Tuesday, Oct 30 – 6:00 PM STAT®REC SLAM #1
Andrea Scrima; David Winner; Erik Rasmussen;
Jennifer Franklin; Phineas Lambert; Uche Nduka
29 Cornelia Street, NYC
Come celebrate our first public event ever and applaud our intrepid readers!
Statorec, deemed “The impetuous radicalism of literary upstarts” by The New York Times and, more recently, “The snob’s solution to the Internet’s democratizing influence on the arts” by Entertainment Weekly, is an online literary magazine of fiction, poetry, criticism, and non-fiction that offers a statement of record to the new century.
Our cultural and political agenda: Total world domination for artists!
Come one, come all! And if you clap (and drink) enough, we’ll be back for #2!
I guess that makes me official.
Check out a selection of photos from the installation at Maniére Noire, Berlin
Yesterday I had the pleasure of reading from “Wie viele Tage” in the Orangerie at the 38th Erlanger Poetenfest in Erlangen. Moderation by the wonderful Verena Auffermann.
Translated by Andrea Scrima from the original German edition Am Fenster, wo die Nacht einbricht: Aufzeichnungen (At the window, where night breaks: Notations), Limmat Verlag, Zurich, Switzerland 2013
Read the full selection on Statorec.
EXISTENCE 22 / MOMENTS OF BEING TOUCHED
What one lives from. The brief moments of happiness when one encounters something, a person, a plant, an animal, a phenomenon that touches one in the most profound way, speaks to one, captures, delights one, like chemical elements that attract one another, do not wish to separate. A moment of this kind can be triggered by a musical modulation (Mozart, Chopin, Wagner…) that “strikes” like lightning, pierces the heart so deeply that one never forgets this moment, brief as it might be.—Leafing through an encyclopedia, we are taken by the portrait photo of someone long since deceased, as fierce as love at first sight; the gesticulation of a tree branch catches our eye and, it seems to the viewer, is directed at him; the particular hue of a pond in a watercolor is perceived as a “soul color,” a butterfly as messenger, a lonely cloud as a being that was waiting for one to finally see it; the sudden comprehension of another being; an elective affinity, entered into in a trice with creatures or things of an entirely different provenance. These magical connections between things ordinarily foreign to one another can be induced by works of art, in moments when we are completely open to the point of endangerment, or physically weakened by an ailment; the nerves are raw, the mind is wide awake, perceives, draws connections it would not have in a stronger state.—Spoke to Jannis Zinniker yesterday about these redemptive moments.
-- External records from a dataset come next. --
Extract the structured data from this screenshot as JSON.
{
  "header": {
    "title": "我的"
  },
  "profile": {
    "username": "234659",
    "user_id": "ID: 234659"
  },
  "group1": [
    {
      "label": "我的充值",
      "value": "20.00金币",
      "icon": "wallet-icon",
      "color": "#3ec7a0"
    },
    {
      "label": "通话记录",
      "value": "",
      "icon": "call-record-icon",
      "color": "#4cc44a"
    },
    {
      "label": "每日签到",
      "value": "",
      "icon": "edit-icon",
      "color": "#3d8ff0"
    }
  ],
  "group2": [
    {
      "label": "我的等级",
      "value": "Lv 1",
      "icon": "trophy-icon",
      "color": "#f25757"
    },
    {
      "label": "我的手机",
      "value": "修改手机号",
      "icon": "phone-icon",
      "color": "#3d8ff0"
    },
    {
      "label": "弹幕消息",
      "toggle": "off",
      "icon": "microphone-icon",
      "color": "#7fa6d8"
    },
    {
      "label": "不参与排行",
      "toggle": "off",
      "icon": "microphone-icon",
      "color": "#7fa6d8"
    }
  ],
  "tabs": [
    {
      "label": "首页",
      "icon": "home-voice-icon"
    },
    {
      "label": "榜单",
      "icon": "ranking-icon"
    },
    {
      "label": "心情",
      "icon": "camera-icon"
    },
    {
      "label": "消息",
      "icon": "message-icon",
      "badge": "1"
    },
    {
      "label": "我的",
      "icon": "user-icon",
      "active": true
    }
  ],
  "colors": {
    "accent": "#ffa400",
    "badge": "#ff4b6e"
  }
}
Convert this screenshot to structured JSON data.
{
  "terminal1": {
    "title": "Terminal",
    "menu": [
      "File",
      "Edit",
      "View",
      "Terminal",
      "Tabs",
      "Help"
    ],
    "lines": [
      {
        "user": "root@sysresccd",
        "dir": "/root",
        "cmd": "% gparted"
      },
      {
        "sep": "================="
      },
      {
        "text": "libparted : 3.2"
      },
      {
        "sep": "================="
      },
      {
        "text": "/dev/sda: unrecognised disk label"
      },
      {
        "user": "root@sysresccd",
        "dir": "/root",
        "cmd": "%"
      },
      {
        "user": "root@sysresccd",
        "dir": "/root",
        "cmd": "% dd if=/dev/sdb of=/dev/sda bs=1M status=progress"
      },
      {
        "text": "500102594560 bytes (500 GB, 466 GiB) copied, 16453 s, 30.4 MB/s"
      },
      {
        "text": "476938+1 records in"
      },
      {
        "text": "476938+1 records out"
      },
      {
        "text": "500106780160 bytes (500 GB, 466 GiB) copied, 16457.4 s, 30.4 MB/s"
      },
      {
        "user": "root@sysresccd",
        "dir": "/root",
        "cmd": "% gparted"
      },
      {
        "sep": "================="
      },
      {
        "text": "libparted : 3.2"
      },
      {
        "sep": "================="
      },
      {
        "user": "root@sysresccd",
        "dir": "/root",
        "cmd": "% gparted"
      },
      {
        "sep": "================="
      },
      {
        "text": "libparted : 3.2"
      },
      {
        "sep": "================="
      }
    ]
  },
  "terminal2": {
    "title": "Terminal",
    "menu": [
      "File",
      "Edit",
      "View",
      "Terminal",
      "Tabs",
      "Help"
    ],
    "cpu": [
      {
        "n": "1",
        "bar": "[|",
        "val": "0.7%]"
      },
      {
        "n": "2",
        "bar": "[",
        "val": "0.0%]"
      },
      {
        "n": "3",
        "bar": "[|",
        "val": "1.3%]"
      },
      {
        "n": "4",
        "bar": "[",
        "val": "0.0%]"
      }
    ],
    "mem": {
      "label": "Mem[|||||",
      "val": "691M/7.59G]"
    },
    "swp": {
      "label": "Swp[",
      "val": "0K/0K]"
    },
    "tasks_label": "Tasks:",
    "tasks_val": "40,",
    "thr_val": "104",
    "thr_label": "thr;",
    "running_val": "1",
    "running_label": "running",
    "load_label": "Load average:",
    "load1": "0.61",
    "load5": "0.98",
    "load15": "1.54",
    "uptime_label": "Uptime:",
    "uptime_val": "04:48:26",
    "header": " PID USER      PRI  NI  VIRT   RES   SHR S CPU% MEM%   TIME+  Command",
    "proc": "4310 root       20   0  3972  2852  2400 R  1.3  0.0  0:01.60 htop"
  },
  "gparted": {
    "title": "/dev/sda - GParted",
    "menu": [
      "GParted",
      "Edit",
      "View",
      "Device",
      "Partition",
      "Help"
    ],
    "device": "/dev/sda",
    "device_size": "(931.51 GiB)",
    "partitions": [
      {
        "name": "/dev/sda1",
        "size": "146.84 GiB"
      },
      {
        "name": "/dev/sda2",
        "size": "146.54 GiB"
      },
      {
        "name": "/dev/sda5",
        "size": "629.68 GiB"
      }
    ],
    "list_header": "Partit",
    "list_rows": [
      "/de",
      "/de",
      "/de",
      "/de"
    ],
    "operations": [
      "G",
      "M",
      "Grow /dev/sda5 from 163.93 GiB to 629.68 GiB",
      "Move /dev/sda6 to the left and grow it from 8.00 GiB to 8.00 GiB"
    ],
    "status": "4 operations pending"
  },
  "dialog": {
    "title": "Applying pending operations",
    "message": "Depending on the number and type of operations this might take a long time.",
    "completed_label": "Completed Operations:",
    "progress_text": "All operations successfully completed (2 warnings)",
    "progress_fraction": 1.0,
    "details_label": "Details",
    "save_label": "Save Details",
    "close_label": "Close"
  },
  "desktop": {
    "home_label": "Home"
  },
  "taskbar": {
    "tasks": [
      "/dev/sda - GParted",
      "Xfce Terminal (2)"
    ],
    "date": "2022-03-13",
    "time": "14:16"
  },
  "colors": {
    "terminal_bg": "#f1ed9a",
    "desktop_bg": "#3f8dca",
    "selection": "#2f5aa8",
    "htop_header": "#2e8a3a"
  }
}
“Teaching writing is a virtual impossibility. Faced with the prospect of mentoring students intent on becoming writers themselves, Goetz arrives at the conclusion that the university is not there to promote, but to hinder the results of independent thought, to discourage and intimidate them. He goes so far as to say that the aim of the professorship he is in the process of accepting is to prevent texts from being written in the first place: ‘In certain cases one could even, perhaps, find reasons for this. But even these reasons are essentially uninteresting. What is interesting is that most texts are bullshit. First and foremost, of course, those that arise in front of one’s own eyes, one’s own texts: nearly always bullshit. Bad, weak, useless. Why? I don’t know.’”
Read the full essay and excerpts from Goetz’s lecture in The Brooklyn Rail.